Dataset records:
★ ★ ★ ★ ★ ★ ★

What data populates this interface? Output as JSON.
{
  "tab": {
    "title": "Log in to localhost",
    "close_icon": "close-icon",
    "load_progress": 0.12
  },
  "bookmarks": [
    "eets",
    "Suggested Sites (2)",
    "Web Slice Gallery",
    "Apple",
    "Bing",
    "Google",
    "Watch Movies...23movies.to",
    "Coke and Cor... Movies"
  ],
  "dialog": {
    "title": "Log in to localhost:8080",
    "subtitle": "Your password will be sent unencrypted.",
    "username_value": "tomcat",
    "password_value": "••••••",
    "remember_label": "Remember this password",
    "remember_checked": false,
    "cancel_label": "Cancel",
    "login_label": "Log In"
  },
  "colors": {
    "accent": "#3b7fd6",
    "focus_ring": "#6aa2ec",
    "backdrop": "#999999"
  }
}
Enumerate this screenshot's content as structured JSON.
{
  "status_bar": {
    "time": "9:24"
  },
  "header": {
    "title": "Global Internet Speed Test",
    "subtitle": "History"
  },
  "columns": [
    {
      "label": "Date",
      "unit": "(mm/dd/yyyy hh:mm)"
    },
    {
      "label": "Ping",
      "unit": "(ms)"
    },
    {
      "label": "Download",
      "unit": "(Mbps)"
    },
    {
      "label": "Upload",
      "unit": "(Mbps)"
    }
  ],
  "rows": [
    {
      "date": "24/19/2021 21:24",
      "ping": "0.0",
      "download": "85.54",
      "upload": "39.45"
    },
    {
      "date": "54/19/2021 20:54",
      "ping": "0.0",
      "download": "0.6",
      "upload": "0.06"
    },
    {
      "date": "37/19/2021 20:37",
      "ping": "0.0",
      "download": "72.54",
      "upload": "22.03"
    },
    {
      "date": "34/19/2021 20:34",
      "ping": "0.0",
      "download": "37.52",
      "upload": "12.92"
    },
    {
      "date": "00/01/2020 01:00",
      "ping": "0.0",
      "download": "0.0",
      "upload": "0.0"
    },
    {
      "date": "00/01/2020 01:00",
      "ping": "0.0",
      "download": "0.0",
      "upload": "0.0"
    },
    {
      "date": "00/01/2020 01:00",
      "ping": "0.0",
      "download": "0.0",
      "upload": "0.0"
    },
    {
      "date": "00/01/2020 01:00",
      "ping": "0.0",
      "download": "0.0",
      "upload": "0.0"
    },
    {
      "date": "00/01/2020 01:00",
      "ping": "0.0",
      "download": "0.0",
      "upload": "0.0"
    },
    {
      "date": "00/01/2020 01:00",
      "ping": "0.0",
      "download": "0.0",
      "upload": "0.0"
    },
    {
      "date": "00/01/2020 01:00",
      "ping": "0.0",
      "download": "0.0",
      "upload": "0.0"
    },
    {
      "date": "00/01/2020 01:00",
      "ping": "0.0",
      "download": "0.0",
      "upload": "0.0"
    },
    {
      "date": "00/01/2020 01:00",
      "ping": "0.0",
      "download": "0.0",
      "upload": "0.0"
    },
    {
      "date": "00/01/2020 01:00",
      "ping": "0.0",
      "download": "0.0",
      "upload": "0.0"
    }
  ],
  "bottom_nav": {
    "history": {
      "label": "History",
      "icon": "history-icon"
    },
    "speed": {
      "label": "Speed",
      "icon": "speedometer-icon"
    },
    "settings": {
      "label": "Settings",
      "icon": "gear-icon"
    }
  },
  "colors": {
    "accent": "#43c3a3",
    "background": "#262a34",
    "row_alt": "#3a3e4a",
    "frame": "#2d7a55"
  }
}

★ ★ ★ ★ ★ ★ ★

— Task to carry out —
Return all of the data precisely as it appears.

— Result of this task —
What data populates this interface? Output as JSON.
{
  "tab": {
    "title": "Log in to localhost",
    "close_icon": "close-icon",
    "load_progress": 0.12
  },
  "bookmarks": [
    "eets",
    "Suggested Sites (2)",
    "Web Slice Gallery",
    "Apple",
    "Bing",
    "Google",
    "Watch Movies...23movies.to",
    "Coke and Cor... Movies"
  ],
  "dialog": {
    "title": "Log in to localhost:8080",
    "subtitle": "Your password will be sent unencrypted.",
    "username_value": "tomcat",
    "password_value": "••••••",
    "remember_label": "Remember this password",
    "remember_checked": false,
    "cancel_label": "Cancel",
    "login_label": "Log In"
  },
  "colors": {
    "accent": "#3b7fd6",
    "focus_ring": "#6aa2ec",
    "backdrop": "#999999"
  }
}
Enumerate this screenshot's content as structured JSON.
{
  "status_bar": {
    "time": "9:24"
  },
  "header": {
    "title": "Global Internet Speed Test",
    "subtitle": "History"
  },
  "columns": [
    {
      "label": "Date",
      "unit": "(mm/dd/yyyy hh:mm)"
    },
    {
      "label": "Ping",
      "unit": "(ms)"
    },
    {
      "label": "Download",
      "unit": "(Mbps)"
    },
    {
      "label": "Upload",
      "unit": "(Mbps)"
    }
  ],
  "rows": [
    {
      "date": "24/19/2021 21:24",
      "ping": "0.0",
      "download": "85.54",
      "upload": "39.45"
    },
    {
      "date": "54/19/2021 20:54",
      "ping": "0.0",
      "download": "0.6",
      "upload": "0.06"
    },
    {
      "date": "37/19/2021 20:37",
      "ping": "0.0",
      "download": "72.54",
      "upload": "22.03"
    },
    {
      "date": "34/19/2021 20:34",
      "ping": "0.0",
      "download": "37.52",
      "upload": "12.92"
    },
    {
      "date": "00/01/2020 01:00",
      "ping": "0.0",
      "download": "0.0",
      "upload": "0.0"
    },
    {
      "date": "00/01/2020 01:00",
      "ping": "0.0",
      "download": "0.0",
      "upload": "0.0"
    },
    {
      "date": "00/01/2020 01:00",
      "ping": "0.0",
      "download": "0.0",
      "upload": "0.0"
    },
    {
      "date": "00/01/2020 01:00",
      "ping": "0.0",
      "download": "0.0",
      "upload": "0.0"
    },
    {
      "date": "00/01/2020 01:00",
      "ping": "0.0",
      "download": "0.0",
      "upload": "0.0"
    },
    {
      "date": "00/01/2020 01:00",
      "ping": "0.0",
      "download": "0.0",
      "upload": "0.0"
    },
    {
      "date": "00/01/2020 01:00",
      "ping": "0.0",
      "download": "0.0",
      "upload": "0.0"
    },
    {
      "date": "00/01/2020 01:00",
      "ping": "0.0",
      "download": "0.0",
      "upload": "0.0"
    },
    {
      "date": "00/01/2020 01:00",
      "ping": "0.0",
      "download": "0.0",
      "upload": "0.0"
    },
    {
      "date": "00/01/2020 01:00",
      "ping": "0.0",
      "download": "0.0",
      "upload": "0.0"
    }
  ],
  "bottom_nav": {
    "history": {
      "label": "History",
      "icon": "history-icon"
    },
    "speed": {
      "label": "Speed",
      "icon": "speedometer-icon"
    },
    "settings": {
      "label": "Settings",
      "icon": "gear-icon"
    }
  },
  "colors": {
    "accent": "#43c3a3",
    "background": "#262a34",
    "row_alt": "#3a3e4a",
    "frame": "#2d7a55"
  }
}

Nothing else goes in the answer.